The most significant interventions of the UPA Government are:
- The re-creation of a "secular" vote and the re-establishment of "secular" priorities. This has involved the rolling back of many initiatives undertaken by the NDA in the educational and cultural spheres. A systematic ideological cleansing has been undertaken leading to the removal of functionaries appointed by the NDA and their replacement by committed secularists.
- Attacks on important Hindu institutions, particularly the arrest and harassment of the Kanchi Shankaracharya. Ministers have insulted Hindu icons like Veer Savarkar. Christian evangelists have taken ad vantage of the new dispensation and become more aggressive in their proselytizing agenda.
- Minorityism has made a definite comeback. The furore over the Religion Census was a clear example, as has been the laxity over illegal immigrants from Bangladesh.
- The undermining of institutions for partisan or expedient ends. T he office of the Prime Minister has been significantly devalued and the Raj Bhavans have been made extensions of the Congress Party. The post of National Security Adviser has been devalued.
- A subtle shift in India's economic priorities. The Union Government has reverted to a high tax and high spending, agenda. In addition, a massive welfare programme has been launched with significant political undertones. 'The slow whittling down of the public sector under the NDA has been reversed.
- Although there has been no significant foreign policy shifts, India has come closer to addressing flee concerns of the West over Jammu and Kashmir. The trend towards accepting the LoC as the international border has been given a fillip.
It is important to note that as far as the international community is concerned, the UPA represents a continuation of the NDA agenda. There is a growing belief in the world that regardless of which government is in power, the inherent strengths of India will find expression. Western strategists now expect both India and China to be the driving forces
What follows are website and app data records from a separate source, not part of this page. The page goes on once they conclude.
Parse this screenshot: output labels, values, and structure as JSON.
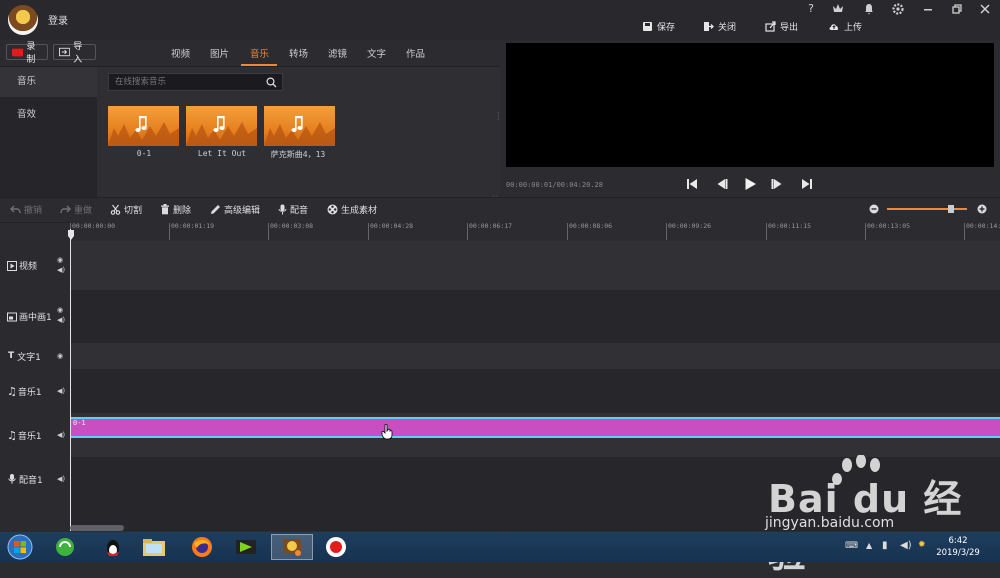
{
  "header": {
    "login_label": "登录",
    "window_controls": [
      "?",
      "VIP",
      "bell",
      "gear",
      "minimize",
      "restore",
      "close"
    ],
    "actions": {
      "save": "保存",
      "close": "关闭",
      "export": "导出",
      "upload": "上传"
    }
  },
  "library": {
    "record_label": "录制",
    "import_label": "导入",
    "tabs": [
      "视频",
      "图片",
      "音乐",
      "转场",
      "滤镜",
      "文字",
      "作品"
    ],
    "active_tab": "音乐",
    "categories": [
      "音乐",
      "音效"
    ],
    "search_placeholder": "在线搜索音乐",
    "items": [
      {
        "caption": "0-1"
      },
      {
        "caption": "Let It Out"
      },
      {
        "caption": "萨克斯曲4，13"
      }
    ]
  },
  "preview": {
    "timecode": "00:00:00:01/00:04:20.28"
  },
  "toolbar": {
    "undo": "撤销",
    "redo": "重做",
    "cut": "切割",
    "delete": "删除",
    "advanced_edit": "高级编辑",
    "dub": "配音",
    "generate": "生成素材"
  },
  "ruler": {
    "ticks": [
      "00:00:00:00",
      "00:00:01:19",
      "00:00:03:08",
      "00:00:04:28",
      "00:00:06:17",
      "00:00:08:06",
      "00:00:09:26",
      "00:00:11:15",
      "00:00:13:05",
      "00:00:14:"
    ]
  },
  "tracks": [
    {
      "name": "视频"
    },
    {
      "name": "画中画1"
    },
    {
      "name": "文字1"
    },
    {
      "name": "音乐1"
    },
    {
      "name": "音乐1"
    },
    {
      "name": "配音1"
    }
  ],
  "clip": {
    "label": "0-1"
  },
  "taskbar": {
    "time": "6:42",
    "date": "2019/3/29"
  },
  "watermark": {
    "brand": "Bai du 经验",
    "url": "jingyan.baidu.com"
  },
  "colors": {
    "accent": "#f0883a",
    "clip": "#c84fc2",
    "clip_border": "#5fd0f0",
    "record": "#e21b1b"
  }
}
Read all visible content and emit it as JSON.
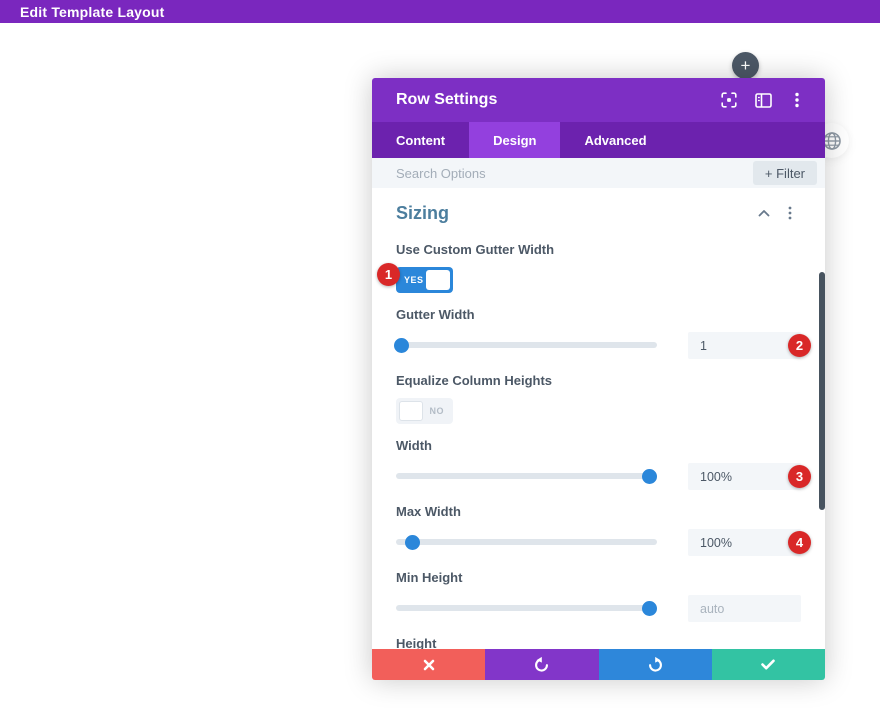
{
  "topbar": {
    "title": "Edit Template Layout"
  },
  "floating": {
    "add_label": "+"
  },
  "modal": {
    "title": "Row Settings",
    "tabs": [
      {
        "label": "Content",
        "active": false
      },
      {
        "label": "Design",
        "active": true
      },
      {
        "label": "Advanced",
        "active": false
      }
    ],
    "search": {
      "placeholder": "Search Options",
      "filter_label": "+ Filter"
    },
    "section": {
      "title": "Sizing"
    },
    "fields": [
      {
        "type": "toggle",
        "label": "Use Custom Gutter Width",
        "value": "YES",
        "state": "on",
        "badge": "1"
      },
      {
        "type": "slider",
        "label": "Gutter Width",
        "value": "1",
        "pos": 2,
        "badge": "2"
      },
      {
        "type": "toggle",
        "label": "Equalize Column Heights",
        "value": "NO",
        "state": "off"
      },
      {
        "type": "slider",
        "label": "Width",
        "value": "100%",
        "pos": 97,
        "badge": "3"
      },
      {
        "type": "slider",
        "label": "Max Width",
        "value": "100%",
        "pos": 6,
        "badge": "4"
      },
      {
        "type": "slider",
        "label": "Min Height",
        "placeholder": "auto",
        "pos": 97
      },
      {
        "type": "label",
        "label": "Height"
      }
    ]
  },
  "colors": {
    "purple_header": "#7d2fc4",
    "purple_tabbar": "#6c22ae",
    "purple_tab_active": "#9340de",
    "accent_blue": "#2b87da",
    "badge_red": "#d92828",
    "footer_discard": "#f25f5a",
    "footer_undo": "#8236c9",
    "footer_redo": "#2e87da",
    "footer_save": "#33c3a3",
    "label_text": "#4c5866",
    "section_title": "#4c7e9e"
  }
}
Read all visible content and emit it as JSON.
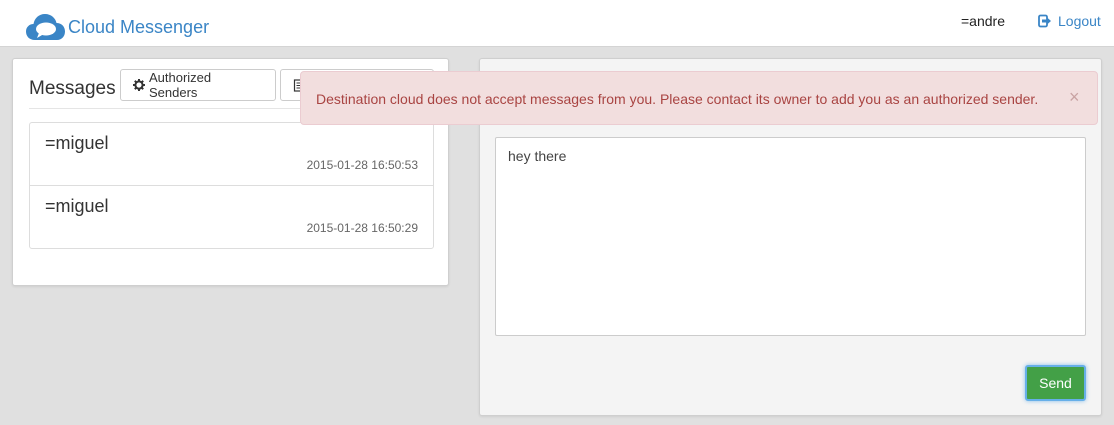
{
  "app": {
    "brand": "Cloud Messenger",
    "brand_color": "#3a85c6"
  },
  "navbar": {
    "username": "=andre",
    "logout_label": "Logout"
  },
  "messages_panel": {
    "title": "Messages",
    "authorized_senders_label": "Authorized Senders",
    "items": [
      {
        "sender": "=miguel",
        "timestamp": "2015-01-28 16:50:53"
      },
      {
        "sender": "=miguel",
        "timestamp": "2015-01-28 16:50:29"
      }
    ]
  },
  "compose": {
    "message_text": "hey there",
    "send_label": "Send",
    "send_color": "#43a047"
  },
  "alert": {
    "text": "Destination cloud does not accept messages from you. Please contact its owner to add you as an authorized sender.",
    "close_glyph": "×",
    "background": "#f2dede",
    "text_color": "#a94442"
  }
}
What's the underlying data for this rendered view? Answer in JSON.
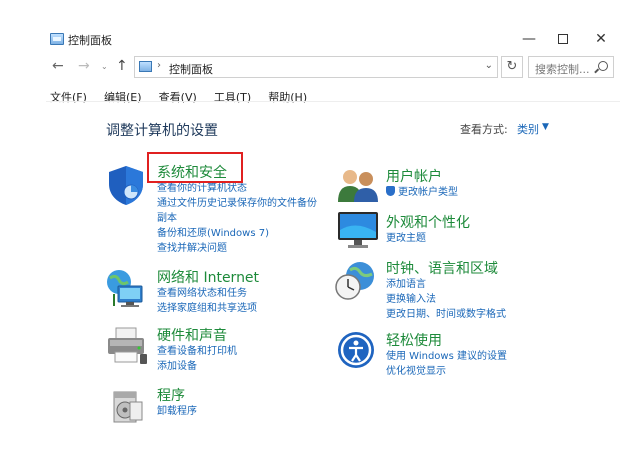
{
  "window": {
    "title": "控制面板",
    "minimize_glyph": "—",
    "close_glyph": "✕"
  },
  "nav": {
    "back_glyph": "←",
    "forward_glyph": "→",
    "recent_glyph": "⌄",
    "up_glyph": "↑",
    "address_sep": "›",
    "address_text": "控制面板",
    "address_dropdown_glyph": "⌄",
    "refresh_glyph": "↻",
    "search_placeholder": "搜索控制..."
  },
  "menu": [
    "文件(F)",
    "编辑(E)",
    "查看(V)",
    "工具(T)",
    "帮助(H)"
  ],
  "main": {
    "title": "调整计算机的设置",
    "view_by_label": "查看方式:",
    "view_by_value": "类别",
    "view_by_chevron": "▼"
  },
  "categories_left": [
    {
      "title": "系统和安全",
      "icon": "shield-icon",
      "links": [
        "查看你的计算机状态",
        "通过文件历史记录保存你的文件备份",
        "副本",
        "备份和还原(Windows 7)",
        "查找并解决问题"
      ]
    },
    {
      "title": "网络和 Internet",
      "icon": "network-icon",
      "links": [
        "查看网络状态和任务",
        "选择家庭组和共享选项"
      ]
    },
    {
      "title": "硬件和声音",
      "icon": "printer-icon",
      "links": [
        "查看设备和打印机",
        "添加设备"
      ]
    },
    {
      "title": "程序",
      "icon": "programs-icon",
      "links": [
        "卸载程序"
      ]
    }
  ],
  "categories_right": [
    {
      "title": "用户帐户",
      "icon": "users-icon",
      "links": [
        "更改帐户类型"
      ]
    },
    {
      "title": "外观和个性化",
      "icon": "monitor-icon",
      "links": [
        "更改主题"
      ]
    },
    {
      "title": "时钟、语言和区域",
      "icon": "clock-globe-icon",
      "links": [
        "添加语言",
        "更换输入法",
        "更改日期、时间或数字格式"
      ]
    },
    {
      "title": "轻松使用",
      "icon": "accessibility-icon",
      "links": [
        "使用 Windows 建议的设置",
        "优化视觉显示"
      ]
    }
  ]
}
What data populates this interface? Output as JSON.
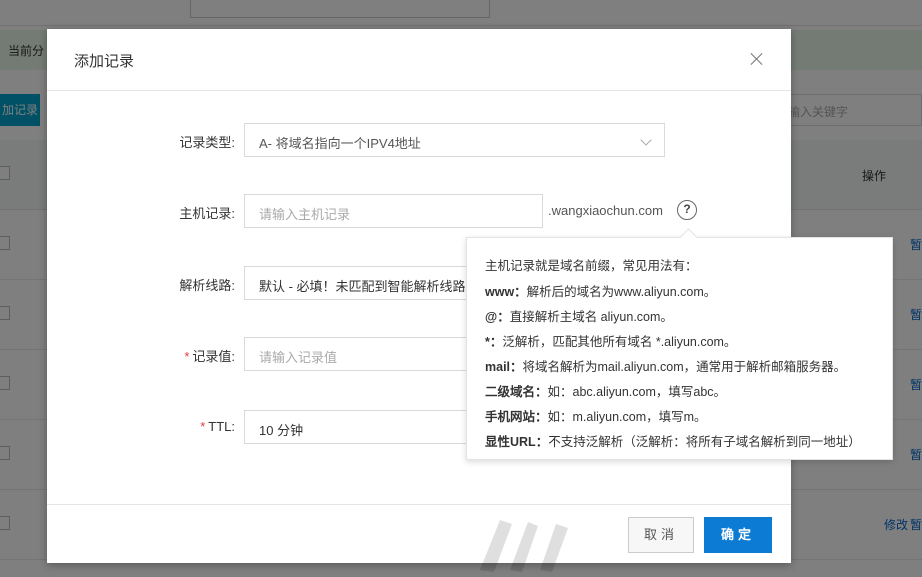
{
  "background": {
    "notice_prefix": "当前分",
    "add_button": "加记录",
    "search_placeholder": "输入关键字",
    "column_operation": "操作",
    "row_actions": [
      "暂",
      "暂",
      "暂",
      "暂"
    ],
    "last_row_edit": "修改",
    "last_row_pause": "暂"
  },
  "dialog": {
    "title": "添加记录",
    "fields": {
      "record_type": {
        "label": "记录类型:",
        "value": "A- 将域名指向一个IPV4地址"
      },
      "host": {
        "label": "主机记录:",
        "placeholder": "请输入主机记录",
        "suffix": ".wangxiaochun.com"
      },
      "line": {
        "label": "解析线路:",
        "value": "默认 - 必填！未匹配到智能解析线路"
      },
      "record_value": {
        "label": "记录值:",
        "placeholder": "请输入记录值",
        "required": "*"
      },
      "ttl": {
        "label": "TTL:",
        "value": "10 分钟",
        "required": "*"
      }
    },
    "buttons": {
      "cancel": "取消",
      "ok": "确定"
    }
  },
  "tooltip": {
    "intro": "主机记录就是域名前缀，常见用法有：",
    "items": [
      {
        "key": "www：",
        "text": "解析后的域名为www.aliyun.com。"
      },
      {
        "key": "@：",
        "text": "直接解析主域名 aliyun.com。"
      },
      {
        "key": "*：",
        "text": "泛解析，匹配其他所有域名 *.aliyun.com。"
      },
      {
        "key": "mail：",
        "text": "将域名解析为mail.aliyun.com，通常用于解析邮箱服务器。"
      },
      {
        "key": "二级域名：",
        "text": "如：abc.aliyun.com，填写abc。"
      },
      {
        "key": "手机网站：",
        "text": "如：m.aliyun.com，填写m。"
      },
      {
        "key": "显性URL：",
        "text": "不支持泛解析（泛解析：将所有子域名解析到同一地址）"
      }
    ]
  },
  "icons": {
    "close": "close-icon",
    "chevron": "chevron-down-icon",
    "help": "question-circle-icon"
  },
  "colors": {
    "primary": "#0c7bd3",
    "required": "#e4393c"
  }
}
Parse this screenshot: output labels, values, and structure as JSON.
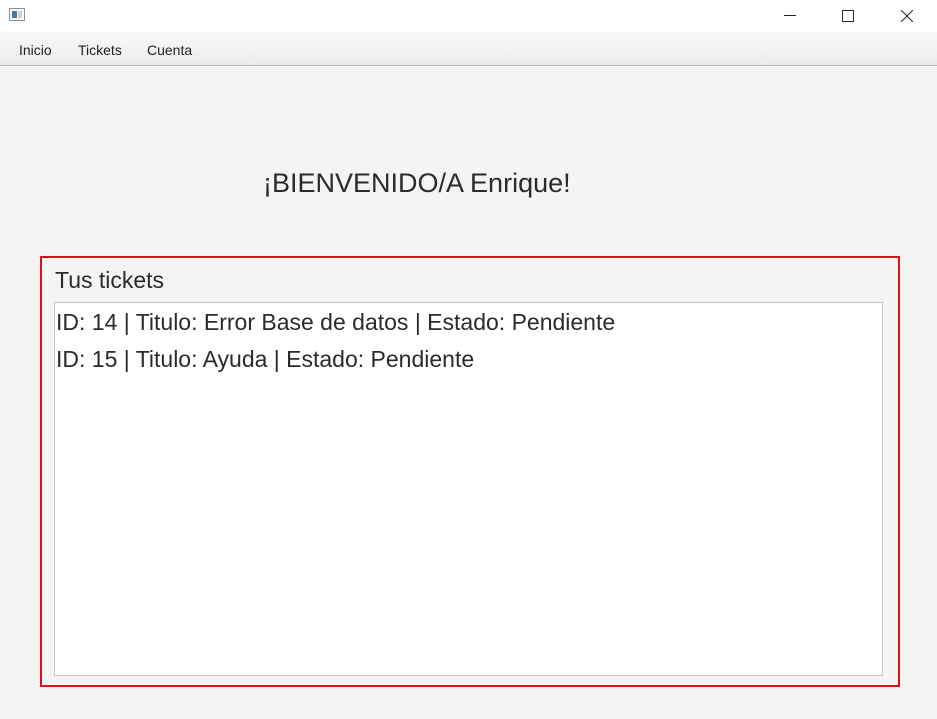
{
  "menubar": {
    "items": [
      {
        "label": "Inicio"
      },
      {
        "label": "Tickets"
      },
      {
        "label": "Cuenta"
      }
    ]
  },
  "main": {
    "welcome_text": "¡BIENVENIDO/A Enrique!",
    "tickets_label": "Tus tickets",
    "tickets": [
      {
        "text": "ID: 14 | Titulo: Error Base de datos | Estado: Pendiente"
      },
      {
        "text": "ID: 15 | Titulo: Ayuda | Estado: Pendiente"
      }
    ]
  },
  "colors": {
    "highlight_border": "#e0101b",
    "window_background": "#f4f4f4",
    "list_background": "#ffffff"
  },
  "icons": {
    "app": "app-window-icon",
    "minimize": "minimize-icon",
    "maximize": "maximize-icon",
    "close": "close-icon"
  }
}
of the global economy by the middle of the 21st century. And while there are concerns over
China's ability to cope with political change, there are no similar fears about India.
During the 2003 thinkers meet, there were enough indications of the Hindu disquiet with the NDA, particularly the BJP. Predictably, these came to the surface after the 2004 general election. The post-mortem of the results has led to a spate of recriminations and charges of betrayal.
The main accusations against the NDA/BJP were:
- Disinclination to press aspects of the Hindu political agenda, particularly over Ayodhya.
- Inability to create an intellectual and political climate conducive to a Hindu resurgence. The temptation of leaders to be copycat secularists, particularly on issues centered on Pakistan.
- Behavioural shortcomings of political functionaries that undermined claims of being a "party with a difference."
Although the intensity of the recriminations have waned, it would be fair to say that the Hindu movement as whole has not undertaken a collective appraisal of the 2004 general election results. There have been exercises conducted by the BJP and the RSS but the broad outcome of these deliberations have not been shared with other Hindu organizations. Consequently, a mood of bitterness still prevails witness the frequent charges of "betrayal" levelled against the BJP.
There are a few important questions about the general election that need to be addressed in order to achieve a strategic clarity for the future.
Was the NDA defeat purely an outcome of bad election-management- wrong slogans, inappropriate alliances and over-confidence?
Is there any evidence to suggest that a greater emphasis on Hindutva would have made a difference? Is the national mood inimical to political assertions of identity?
Can the BJP do without alliances?
What should be the level of inter-dependence between the BJP and grassroots Hindu organizations and outfits of the Sangh?
While the answers to these issues are important, it is important to look ahead and
draw lessons from the experiences of the past six years. I would like to underline a few themes that come to my mind.
The Hindu movement has suffered from a lack of intellectual rigour, which, in turn, has allowed its opponents to exercise a stranglehold over public discourse. Only too often, emotions have substituted for arguments. In addition, the idiom of discourse of the Hindu movement has been archaic and inadequately grounded in contemporary trends. This has led to the Hindu movement being at the receiving end of opprobrium in international circles. It is ironic that while Hindu religious leaders enjoy a global clout, the same degree of respect does not rub off on the Hindu movement. There may be a need to consider creating institutional structures to sharpen the intellectual presence of the Hindu movement.
Both Hindutva and the Hindu movement have become synonymous with the RSS. While this is a tribute to the RSS's dedication and its network, it also creates a problem. Over the past two decades, the Hindu movement has grown in different spheres. The advent of dharmic TV channels has added to the appeal of contemporary Hindu thought. To translate this groundswell into effective interventions in public life, it is worthwhile considering the creation of a discernible Hindu Coalition. I am advocating a synergy between the organizational rigour of the Sangh and the fierce energy and monumental appeal of individual Hindu missions. The Acharya Sabha was a step in tile right direction and it needs to be supplemented by corresponding unity among the laity. Reading the lessons from the role of the Christian Coalition in American public life may well be instinctive.
My central conclusion is that we need a coherent Hindu voice in public life today. Let us try and explore what we need to do to make it possible.
March 6, 2005